“The goal for us is to continue to build the company and still be the true alternative,” says Nick Jackson. “We can’t lose that identity. Short-term goals, the goal is to help make All In as successful and big as possible. I don’t think any of us ever thought we’d be able to sell 70,000 tickets for one show but here we are. It’s mind blowing and we keep moving that goalpost further and further.

“This is what we helped create. It’s made the wrestling business so much healthier. We take pride in the success AEW has achieved. I think it’s huge for AEW to keep The Elite. It’s a W for the company and for us.”

Matt Jackson also shared his upcoming itinerary, which put a smile on the faces of Bucks’ fans–and a snarl on those who constantly criticize as the two continue to reinvent the genre.

“Our next goal in AEW?” says Matt Jackson. “Piss more people off. Make people happy. Continue to think outside the box. Tell unique stories. Share a laugh with the guys in the locker room. Make my parents proud. Shine a light in an often dark place.

“And when it’s over, to come home to my family in one piece.”

The fourth member of The Elite is “Hangman” Adam Page. A former proud/underpaid public school teacher, Page–whose name is Stephen Woltz–did not have main event experience before AEW. His rise to the title stands as one of AEW’s single best storylines, and his run, which began by defeating Kenny Omega for the belt in November of 2021 before dropping it to CM Punk the following May–serves as only the beginning of Page’s time atop the company.

“I think it’s very meaningful that, as a day one guy, I stay with AEW,” says Page. “It’s likely that I will one day finish my career here. Hopefully that can help the future generations see that there can be more than one path to success.”

Page shared the reasons that led to his decision to further commit to AEW, beginning with his family.

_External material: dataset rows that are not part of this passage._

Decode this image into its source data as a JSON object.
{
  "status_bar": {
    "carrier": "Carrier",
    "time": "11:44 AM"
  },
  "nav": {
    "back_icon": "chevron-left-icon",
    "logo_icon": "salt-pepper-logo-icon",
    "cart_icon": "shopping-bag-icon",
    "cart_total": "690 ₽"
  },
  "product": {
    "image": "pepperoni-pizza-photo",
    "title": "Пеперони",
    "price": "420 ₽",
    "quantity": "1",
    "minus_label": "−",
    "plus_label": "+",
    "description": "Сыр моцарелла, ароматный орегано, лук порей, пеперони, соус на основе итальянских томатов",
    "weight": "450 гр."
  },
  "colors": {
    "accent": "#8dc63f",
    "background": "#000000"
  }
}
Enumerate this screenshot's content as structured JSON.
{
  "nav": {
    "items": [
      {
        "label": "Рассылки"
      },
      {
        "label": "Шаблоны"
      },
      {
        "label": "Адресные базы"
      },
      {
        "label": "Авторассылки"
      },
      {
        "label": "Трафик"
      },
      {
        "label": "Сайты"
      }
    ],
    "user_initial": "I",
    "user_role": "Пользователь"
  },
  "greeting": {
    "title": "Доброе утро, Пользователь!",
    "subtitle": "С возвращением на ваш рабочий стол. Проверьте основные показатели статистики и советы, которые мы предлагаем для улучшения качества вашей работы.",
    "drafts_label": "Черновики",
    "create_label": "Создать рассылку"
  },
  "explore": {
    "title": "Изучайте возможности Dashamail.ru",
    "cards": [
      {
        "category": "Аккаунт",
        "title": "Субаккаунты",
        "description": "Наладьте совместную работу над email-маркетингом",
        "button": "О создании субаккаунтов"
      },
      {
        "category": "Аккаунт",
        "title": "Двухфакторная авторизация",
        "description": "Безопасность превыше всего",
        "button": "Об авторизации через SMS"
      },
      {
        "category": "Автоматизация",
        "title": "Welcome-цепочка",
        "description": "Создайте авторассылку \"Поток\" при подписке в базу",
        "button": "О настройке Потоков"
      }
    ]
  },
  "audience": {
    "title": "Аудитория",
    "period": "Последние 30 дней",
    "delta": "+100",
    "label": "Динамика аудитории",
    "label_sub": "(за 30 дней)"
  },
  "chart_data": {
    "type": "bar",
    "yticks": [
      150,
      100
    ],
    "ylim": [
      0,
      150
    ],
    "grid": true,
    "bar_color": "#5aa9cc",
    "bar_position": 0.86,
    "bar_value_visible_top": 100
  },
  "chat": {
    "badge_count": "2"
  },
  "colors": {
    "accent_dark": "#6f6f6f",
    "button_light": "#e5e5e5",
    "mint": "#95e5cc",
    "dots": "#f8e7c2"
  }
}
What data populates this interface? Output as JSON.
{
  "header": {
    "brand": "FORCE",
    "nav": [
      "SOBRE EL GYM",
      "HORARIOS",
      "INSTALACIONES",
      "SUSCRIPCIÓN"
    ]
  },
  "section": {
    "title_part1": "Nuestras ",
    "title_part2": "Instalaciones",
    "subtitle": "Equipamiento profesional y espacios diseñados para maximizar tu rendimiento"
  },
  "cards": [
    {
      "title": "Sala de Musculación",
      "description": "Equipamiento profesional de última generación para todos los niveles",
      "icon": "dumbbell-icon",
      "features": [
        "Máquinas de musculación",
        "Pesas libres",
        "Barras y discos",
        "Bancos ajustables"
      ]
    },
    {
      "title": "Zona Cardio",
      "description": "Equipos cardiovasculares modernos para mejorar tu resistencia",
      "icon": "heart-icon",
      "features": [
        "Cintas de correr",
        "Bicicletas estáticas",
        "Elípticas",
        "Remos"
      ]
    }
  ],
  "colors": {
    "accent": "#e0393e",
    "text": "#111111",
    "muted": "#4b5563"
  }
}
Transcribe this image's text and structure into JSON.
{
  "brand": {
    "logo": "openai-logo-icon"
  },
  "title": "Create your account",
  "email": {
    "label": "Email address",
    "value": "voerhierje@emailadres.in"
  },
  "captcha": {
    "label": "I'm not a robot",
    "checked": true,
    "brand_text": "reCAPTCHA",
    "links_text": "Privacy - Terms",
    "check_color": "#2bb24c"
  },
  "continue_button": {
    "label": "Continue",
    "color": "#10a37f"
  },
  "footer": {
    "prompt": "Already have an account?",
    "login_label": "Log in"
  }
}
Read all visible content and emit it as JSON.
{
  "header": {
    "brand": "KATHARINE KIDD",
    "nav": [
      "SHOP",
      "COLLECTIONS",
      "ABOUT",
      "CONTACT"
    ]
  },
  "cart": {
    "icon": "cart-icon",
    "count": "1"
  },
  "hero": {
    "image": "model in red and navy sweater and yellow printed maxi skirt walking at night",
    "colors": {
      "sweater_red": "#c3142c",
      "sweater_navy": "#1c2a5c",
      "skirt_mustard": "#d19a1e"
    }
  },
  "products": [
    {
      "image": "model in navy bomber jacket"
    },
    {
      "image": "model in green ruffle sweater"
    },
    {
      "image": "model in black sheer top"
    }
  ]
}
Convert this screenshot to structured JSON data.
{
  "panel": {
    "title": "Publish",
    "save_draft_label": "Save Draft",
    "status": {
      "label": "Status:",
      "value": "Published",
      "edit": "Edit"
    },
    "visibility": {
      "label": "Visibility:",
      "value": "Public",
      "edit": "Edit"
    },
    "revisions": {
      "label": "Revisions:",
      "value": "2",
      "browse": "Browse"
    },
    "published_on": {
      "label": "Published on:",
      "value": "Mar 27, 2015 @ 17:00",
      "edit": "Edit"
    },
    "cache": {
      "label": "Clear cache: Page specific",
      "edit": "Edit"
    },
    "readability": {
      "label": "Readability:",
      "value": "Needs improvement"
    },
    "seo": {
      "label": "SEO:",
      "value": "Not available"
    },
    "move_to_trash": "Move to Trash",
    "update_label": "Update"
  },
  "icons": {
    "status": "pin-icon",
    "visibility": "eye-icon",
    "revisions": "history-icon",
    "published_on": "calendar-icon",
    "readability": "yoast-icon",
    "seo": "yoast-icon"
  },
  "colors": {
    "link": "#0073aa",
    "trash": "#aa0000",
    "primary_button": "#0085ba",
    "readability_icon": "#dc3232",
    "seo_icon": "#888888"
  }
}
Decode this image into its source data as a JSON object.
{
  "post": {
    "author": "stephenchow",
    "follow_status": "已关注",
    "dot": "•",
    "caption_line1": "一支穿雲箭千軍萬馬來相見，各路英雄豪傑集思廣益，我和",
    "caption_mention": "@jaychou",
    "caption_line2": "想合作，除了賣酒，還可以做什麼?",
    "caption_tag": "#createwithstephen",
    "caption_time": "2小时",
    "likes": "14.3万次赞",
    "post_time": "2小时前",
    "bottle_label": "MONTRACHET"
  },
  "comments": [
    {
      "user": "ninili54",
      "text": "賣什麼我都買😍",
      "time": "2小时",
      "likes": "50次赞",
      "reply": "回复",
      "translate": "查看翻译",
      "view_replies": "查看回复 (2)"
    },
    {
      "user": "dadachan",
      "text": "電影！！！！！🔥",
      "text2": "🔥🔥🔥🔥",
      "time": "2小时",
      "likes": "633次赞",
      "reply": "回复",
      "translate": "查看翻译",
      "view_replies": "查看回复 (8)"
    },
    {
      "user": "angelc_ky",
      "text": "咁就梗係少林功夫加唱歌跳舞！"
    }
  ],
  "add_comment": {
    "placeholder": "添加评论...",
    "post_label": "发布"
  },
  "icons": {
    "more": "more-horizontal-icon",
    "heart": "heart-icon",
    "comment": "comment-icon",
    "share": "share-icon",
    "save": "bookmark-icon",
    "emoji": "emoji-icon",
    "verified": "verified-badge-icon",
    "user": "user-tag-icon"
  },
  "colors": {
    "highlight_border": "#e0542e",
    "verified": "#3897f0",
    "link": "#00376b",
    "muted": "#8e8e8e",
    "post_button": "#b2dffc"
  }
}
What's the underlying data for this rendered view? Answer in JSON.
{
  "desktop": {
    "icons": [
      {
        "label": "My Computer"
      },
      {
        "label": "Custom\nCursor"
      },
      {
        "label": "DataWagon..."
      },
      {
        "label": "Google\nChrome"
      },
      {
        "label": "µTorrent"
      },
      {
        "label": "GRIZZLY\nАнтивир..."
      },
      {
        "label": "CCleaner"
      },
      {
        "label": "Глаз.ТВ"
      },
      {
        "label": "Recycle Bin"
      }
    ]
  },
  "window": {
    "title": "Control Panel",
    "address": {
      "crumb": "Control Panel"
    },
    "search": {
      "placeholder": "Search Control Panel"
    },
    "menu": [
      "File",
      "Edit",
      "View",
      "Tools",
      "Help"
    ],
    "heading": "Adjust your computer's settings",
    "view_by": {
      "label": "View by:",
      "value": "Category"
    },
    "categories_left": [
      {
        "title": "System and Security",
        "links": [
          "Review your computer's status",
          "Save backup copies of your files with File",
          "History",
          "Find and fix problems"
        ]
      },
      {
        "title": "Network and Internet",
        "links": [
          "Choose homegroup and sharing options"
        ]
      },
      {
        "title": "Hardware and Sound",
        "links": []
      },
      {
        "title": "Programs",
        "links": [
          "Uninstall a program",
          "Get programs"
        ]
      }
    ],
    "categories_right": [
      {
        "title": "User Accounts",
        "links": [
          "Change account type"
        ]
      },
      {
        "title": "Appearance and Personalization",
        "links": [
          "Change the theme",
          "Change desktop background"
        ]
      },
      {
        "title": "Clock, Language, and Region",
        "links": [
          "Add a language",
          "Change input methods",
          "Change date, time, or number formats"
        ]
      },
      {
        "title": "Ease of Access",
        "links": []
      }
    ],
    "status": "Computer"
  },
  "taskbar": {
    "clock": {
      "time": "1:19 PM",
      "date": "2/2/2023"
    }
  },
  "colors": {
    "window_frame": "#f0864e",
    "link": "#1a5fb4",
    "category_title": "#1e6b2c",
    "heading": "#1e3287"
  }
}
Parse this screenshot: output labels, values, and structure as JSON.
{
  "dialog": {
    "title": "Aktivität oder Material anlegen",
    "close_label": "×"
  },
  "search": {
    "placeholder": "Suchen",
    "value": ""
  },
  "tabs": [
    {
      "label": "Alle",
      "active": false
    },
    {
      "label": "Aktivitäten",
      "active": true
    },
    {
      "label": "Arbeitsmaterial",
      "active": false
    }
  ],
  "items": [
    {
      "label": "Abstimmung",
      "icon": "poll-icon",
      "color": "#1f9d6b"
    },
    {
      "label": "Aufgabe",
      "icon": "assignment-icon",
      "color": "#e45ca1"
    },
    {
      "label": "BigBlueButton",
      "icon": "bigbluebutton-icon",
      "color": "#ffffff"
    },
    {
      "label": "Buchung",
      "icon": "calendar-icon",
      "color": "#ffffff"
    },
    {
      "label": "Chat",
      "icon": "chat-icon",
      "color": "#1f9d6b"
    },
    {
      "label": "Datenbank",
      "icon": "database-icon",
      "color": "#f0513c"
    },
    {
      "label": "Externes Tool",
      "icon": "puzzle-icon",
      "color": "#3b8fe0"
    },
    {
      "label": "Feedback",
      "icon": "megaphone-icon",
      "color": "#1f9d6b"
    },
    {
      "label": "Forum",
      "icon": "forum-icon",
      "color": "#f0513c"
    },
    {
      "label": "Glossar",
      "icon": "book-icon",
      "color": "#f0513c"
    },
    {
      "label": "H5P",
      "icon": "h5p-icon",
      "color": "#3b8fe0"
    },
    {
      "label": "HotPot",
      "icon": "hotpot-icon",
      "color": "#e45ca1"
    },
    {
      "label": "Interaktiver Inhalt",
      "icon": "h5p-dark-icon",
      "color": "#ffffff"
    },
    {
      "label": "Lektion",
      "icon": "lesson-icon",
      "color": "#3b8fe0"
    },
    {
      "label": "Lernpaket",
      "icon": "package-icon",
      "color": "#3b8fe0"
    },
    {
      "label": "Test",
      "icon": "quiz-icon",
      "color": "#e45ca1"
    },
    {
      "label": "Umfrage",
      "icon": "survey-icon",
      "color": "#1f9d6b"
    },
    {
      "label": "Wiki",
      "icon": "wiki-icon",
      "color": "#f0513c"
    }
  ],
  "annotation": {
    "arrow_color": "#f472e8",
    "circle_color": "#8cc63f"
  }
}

“At this stage of my life the selling point was the schedule,” says Page. “AEW’s schedule allows me to be home with my family for the majority of the week and will ideally help my body hold up better in the long run. And the pay is good.

“AEW emerging as a legitimate wrestling company has helped drive up bargaining power for wrestlers and others who work in the industry. Making a long-term commitment to a still-growing AEW I felt was the best way I could help continue that progress.”

Page is the least seasoned of The Elite, with fewer years of experience than Omega and the Bucks. Yet he has never viewed that as a weakness. Instead, he has benefited from the wisdom and knowledge of his friends. That is a gift he plans on returning to other talent in AEW.

“Pro wrestling has given me so much, starting with free hot dogs, and now the ability to provide a secure future for myself and my family,” says Page. “I want to eventually leave it better than I found it for future generations.”

The Elite live to fight another day in AEW. Believers will rejoice, haters will find a new source of frustration, and the foundation of AEW will continue to be elite.

“Love us, hate us, cheer us, boo us, send us sweet comments, or heckle us,” says Matt Jackson. “As long as you feel something and you continue to watch the very company we announced on our YouTube series all those years ago, thank you.

“If you were hoping this would be our grand exit, sorry to disappoint you. You’re stuck with us. We’re not going anywhere.”